Najib Danish, an interior ministry spokesman, said initial findings showed it had been a truck bomb.
Indian, Japanese, Korean embassies damaged
Manpreet Vohra, India's envoy to Afghanistan, told the Times Now television channel the bomb went off around 100 metres from India's embassy, one of several in the area.
"We are all safe, all our staff, all our personnel are safe. However, the blast was very large and nearby buildings including our own building have considerable damage in terms of broken glass and shattered windows and blown doors etc," he said.
Afghan security forces personnel are seen at the site of a car bomb attack in Kabul on May 31, 2017. (AFP-Yonhap)
Indian Prime Minister Narendra Modi tweeted: "We strongly condemn the terrorist blast in Kabul. Our thoughts are with the families of the deceased & prayers with the injured."
The explosion also shattered windows at the Japanese embassy. "Two Japanese embassy staffers were mildly injured, suffering cuts," a foreign ministry official in Tokyo told AFP.
France also reported damage to its own embassy and the German one.
Pentagon chief Jim Mattis has warned of "another tough year" for both foreign troops and local forces in Afghanistan.
Afghan troops are backed by US and NATO forces, and the Pentagon has reportedly asked the White House to send thousands more troops to the country to break the deadlock in the fight against the Taliban.
US troops in Afghanistan number about 8,400 today, and there are another 5,000 from NATO allies. They mainly serve in an advisory capacity -- a far cry from the US presence of more than 100,000 six years ago.
The blast was the latest in a long line of attacks in Kabul.
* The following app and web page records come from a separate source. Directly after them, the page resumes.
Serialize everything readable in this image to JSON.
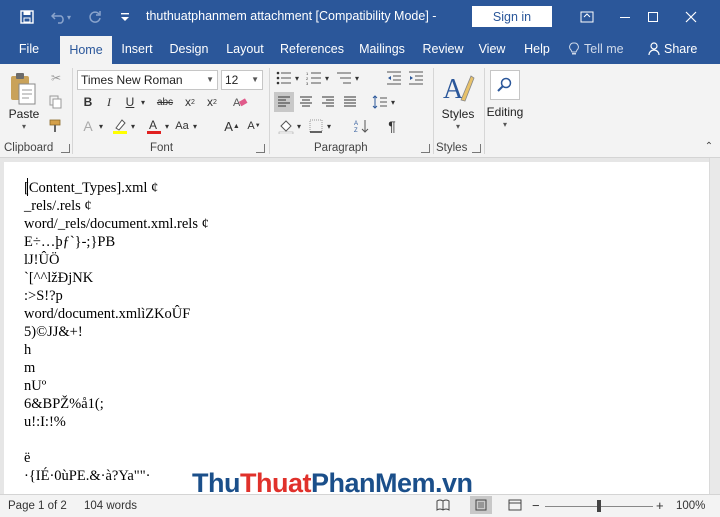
{
  "titlebar": {
    "title": "thuthuatphanmem attachment [Compatibility Mode]  -",
    "signin_label": "Sign in",
    "save_icon": "save-icon",
    "undo_icon": "undo-icon",
    "redo_icon": "redo-icon",
    "qat_icon": "customize-qat-icon"
  },
  "tabs": [
    "File",
    "Home",
    "Insert",
    "Design",
    "Layout",
    "References",
    "Mailings",
    "Review",
    "View",
    "Help"
  ],
  "tell_me": "Tell me",
  "share": "Share",
  "ribbon": {
    "paste_label": "Paste",
    "font_name": "Times New Roman",
    "font_size": "12",
    "groups": {
      "clipboard": "Clipboard",
      "font": "Font",
      "paragraph": "Paragraph",
      "styles": "Styles"
    },
    "styles_label": "Styles",
    "editing_label": "Editing"
  },
  "document": {
    "lines": [
      "[Content_Types].xml ¢",
      "_rels/.rels ¢",
      "word/_rels/document.xml.rels ¢",
      "E÷…þƒ`}-;}PB",
      "lJ!ÛÖ",
      "`[^^lžĐjNK",
      ":>S!?p",
      "word/document.xmlìZKoÛF",
      "5)©JJ&+!",
      "h",
      "m",
      "nUº",
      "6&BPŽ%å1(;",
      "u!:I:!%",
      "",
      "ë",
      "·{IÉ·0ùPE.&·à?Ya\"\"·"
    ]
  },
  "watermark": {
    "part1": "Thu",
    "part2": "Thuat",
    "part3": "PhanMem",
    "part4": ".vn",
    "color_dark": "#1b4f8a",
    "color_red": "#e0312b"
  },
  "statusbar": {
    "page": "Page 1 of 2",
    "words": "104 words",
    "zoom_minus": "−",
    "zoom_plus": "+",
    "zoom_level": "100%",
    "zoom_fraction": 0.5
  },
  "colors": {
    "accent": "#2b579a",
    "ribbon_bg": "#f3f3f3"
  }
}
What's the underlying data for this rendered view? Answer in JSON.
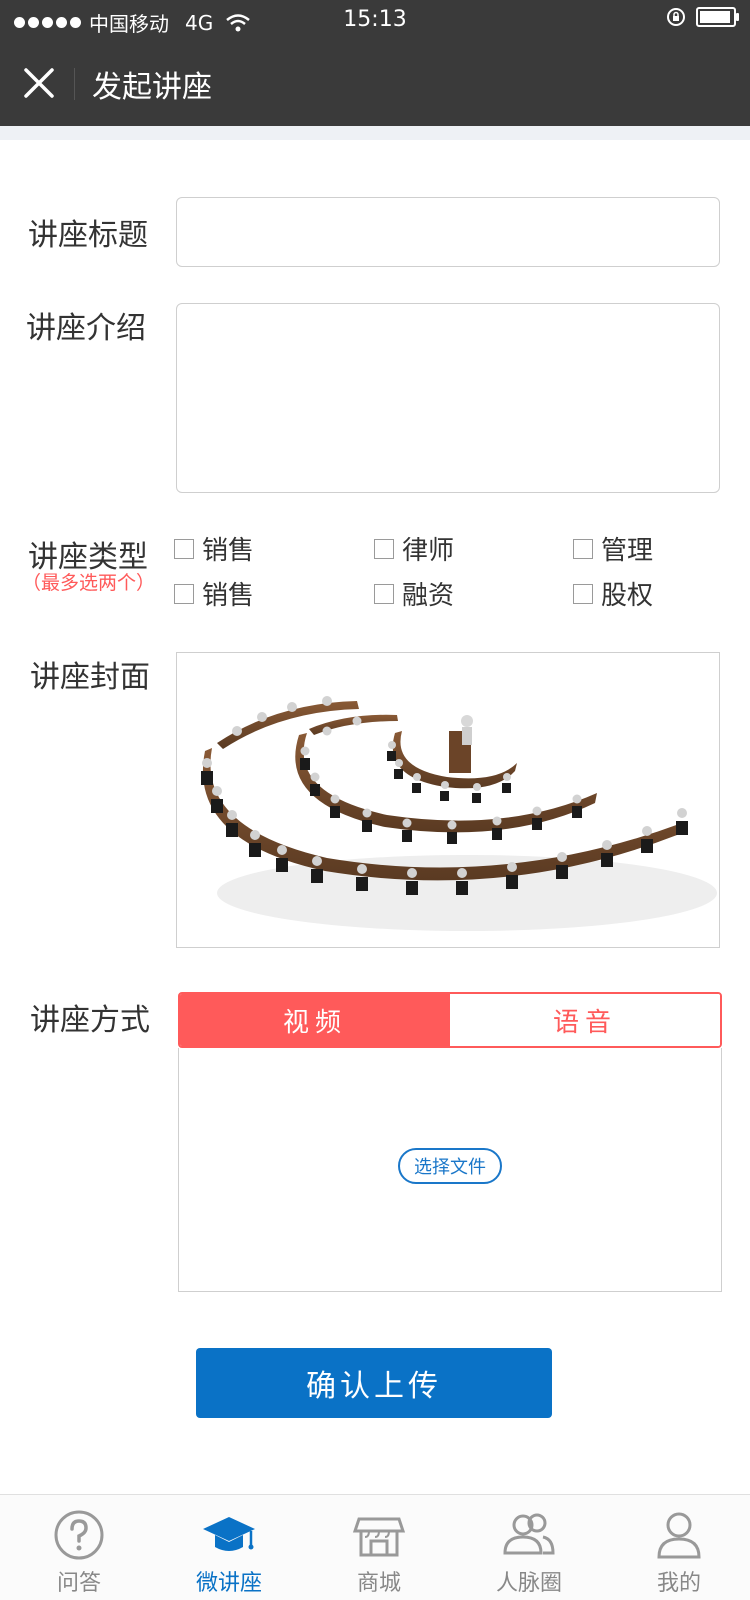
{
  "status_bar": {
    "carrier": "中国移动",
    "network": "4G",
    "time": "15:13"
  },
  "nav": {
    "title": "发起讲座",
    "close_icon": "close-icon"
  },
  "form": {
    "title_label": "讲座标题",
    "title_value": "",
    "intro_label": "讲座介绍",
    "intro_value": "",
    "type_label": "讲座类型",
    "type_hint": "（最多选两个）",
    "type_options": [
      "销售",
      "律师",
      "管理",
      "销售",
      "融资",
      "股权"
    ],
    "cover_label": "讲座封面",
    "method_label": "讲座方式",
    "method_tabs": [
      "视频",
      "语音"
    ],
    "method_active": "视频",
    "choose_file": "选择文件",
    "submit": "确认上传"
  },
  "tabbar": {
    "items": [
      {
        "label": "问答",
        "icon": "question-icon",
        "active": false
      },
      {
        "label": "微讲座",
        "icon": "graduation-cap-icon",
        "active": true
      },
      {
        "label": "商城",
        "icon": "store-icon",
        "active": false
      },
      {
        "label": "人脉圈",
        "icon": "people-icon",
        "active": false
      },
      {
        "label": "我的",
        "icon": "user-icon",
        "active": false
      }
    ]
  },
  "colors": {
    "header_bg": "#3a3a3a",
    "accent_red": "#ff5a5a",
    "primary_blue": "#0a72c6"
  }
}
The province surrounding the capital had the highest number of casualties in the first three months of 2017 due to multiple attacks in the city, with civilians bearing the brunt of the violence. (AFP)